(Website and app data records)
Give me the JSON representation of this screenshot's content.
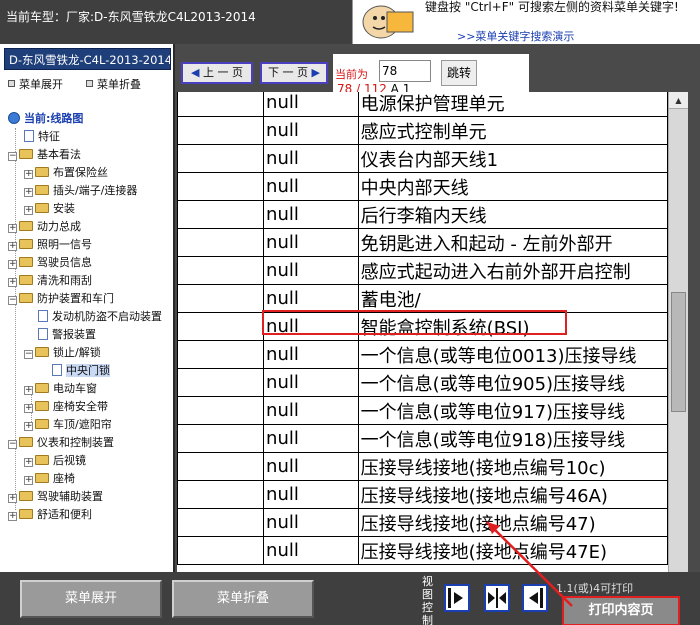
{
  "header": {
    "title": "当前车型：厂家:D-东风雪铁龙C4L2013-2014",
    "help_text": "键盘按 \"Ctrl+F\" 可搜索左侧的资料菜单关键字!",
    "help_link": ">>菜单关键字搜索演示"
  },
  "left_panel": {
    "vehicle_tab": "D-东风雪铁龙-C4L-2013-2014",
    "expand_menu": "菜单展开",
    "collapse_menu": "菜单折叠",
    "tree": [
      {
        "label": "当前:线路图",
        "icon": "globe-icon"
      },
      {
        "label": "特征",
        "icon": "page-icon"
      },
      {
        "label": "基本看法",
        "icon": "folder-icon"
      },
      {
        "label": "布置保险丝",
        "icon": "folder-icon"
      },
      {
        "label": "插头/端子/连接器",
        "icon": "folder-icon"
      },
      {
        "label": "安装",
        "icon": "folder-icon"
      },
      {
        "label": "动力总成",
        "icon": "folder-icon"
      },
      {
        "label": "照明一信号",
        "icon": "folder-icon"
      },
      {
        "label": "驾驶员信息",
        "icon": "folder-icon"
      },
      {
        "label": "清洗和雨刮",
        "icon": "folder-icon"
      },
      {
        "label": "防护装置和车门",
        "icon": "folder-icon"
      },
      {
        "label": "发动机防盗不启动装置",
        "icon": "page-icon"
      },
      {
        "label": "警报装置",
        "icon": "page-icon"
      },
      {
        "label": "锁止/解锁",
        "icon": "folder-icon"
      },
      {
        "label": "中央门锁",
        "icon": "page-icon"
      },
      {
        "label": "电动车窗",
        "icon": "folder-icon"
      },
      {
        "label": "座椅安全带",
        "icon": "folder-icon"
      },
      {
        "label": "车顶/遮阳帘",
        "icon": "folder-icon"
      },
      {
        "label": "仪表和控制装置",
        "icon": "folder-icon"
      },
      {
        "label": "后视镜",
        "icon": "folder-icon"
      },
      {
        "label": "座椅",
        "icon": "folder-icon"
      },
      {
        "label": "驾驶辅助装置",
        "icon": "folder-icon"
      },
      {
        "label": "舒适和便利",
        "icon": "folder-icon"
      }
    ]
  },
  "nav": {
    "prev_label": "上 一 页",
    "next_label": "下 一 页",
    "current_label": "当前为",
    "page_value": "78",
    "jump_label": "跳转",
    "current_page": "78",
    "separator": " / ",
    "total_pages": "112",
    "suffix": " A 1"
  },
  "document": {
    "rows": [
      {
        "c2": "null",
        "c3": "电源保护管理单元"
      },
      {
        "c2": "null",
        "c3": "感应式控制单元"
      },
      {
        "c2": "null",
        "c3": "仪表台内部天线1"
      },
      {
        "c2": "null",
        "c3": "中央内部天线"
      },
      {
        "c2": "null",
        "c3": "后行李箱内天线"
      },
      {
        "c2": "null",
        "c3": "免钥匙进入和起动 - 左前外部开"
      },
      {
        "c2": "null",
        "c3": "感应式起动进入右前外部开启控制"
      },
      {
        "c2": "null",
        "c3": "蓄电池/"
      },
      {
        "c2": "null",
        "c3": "智能盒控制系统(BSI)"
      },
      {
        "c2": "null",
        "c3": "一个信息(或等电位0013)压接导线"
      },
      {
        "c2": "null",
        "c3": "一个信息(或等电位905)压接导线"
      },
      {
        "c2": "null",
        "c3": "一个信息(或等电位917)压接导线"
      },
      {
        "c2": "null",
        "c3": "一个信息(或等电位918)压接导线"
      },
      {
        "c2": "null",
        "c3": "压接导线接地(接地点编号10c)"
      },
      {
        "c2": "null",
        "c3": "压接导线接地(接地点编号46A)"
      },
      {
        "c2": "null",
        "c3": "压接导线接地(接地点编号47)"
      },
      {
        "c2": "null",
        "c3": "压接导线接地(接地点编号47E)"
      }
    ]
  },
  "bottom": {
    "expand_button": "菜单展开",
    "collapse_button": "菜单折叠",
    "view_control_label": "视图控制",
    "print_info": "1.1(或)4可打印",
    "print_button": "打印内容页"
  },
  "colors": {
    "accent_red": "#e02020",
    "nav_border": "#4a3fc0",
    "vehicle_tab": "#1f3f7a"
  }
}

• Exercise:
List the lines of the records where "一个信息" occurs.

• Task output:
        "c3": "一个信息(或等电位0013)压接导线"
        "c3": "一个信息(或等电位905)压接导线"
        "c3": "一个信息(或等电位917)压接导线"
        "c3": "一个信息(或等电位918)压接导线"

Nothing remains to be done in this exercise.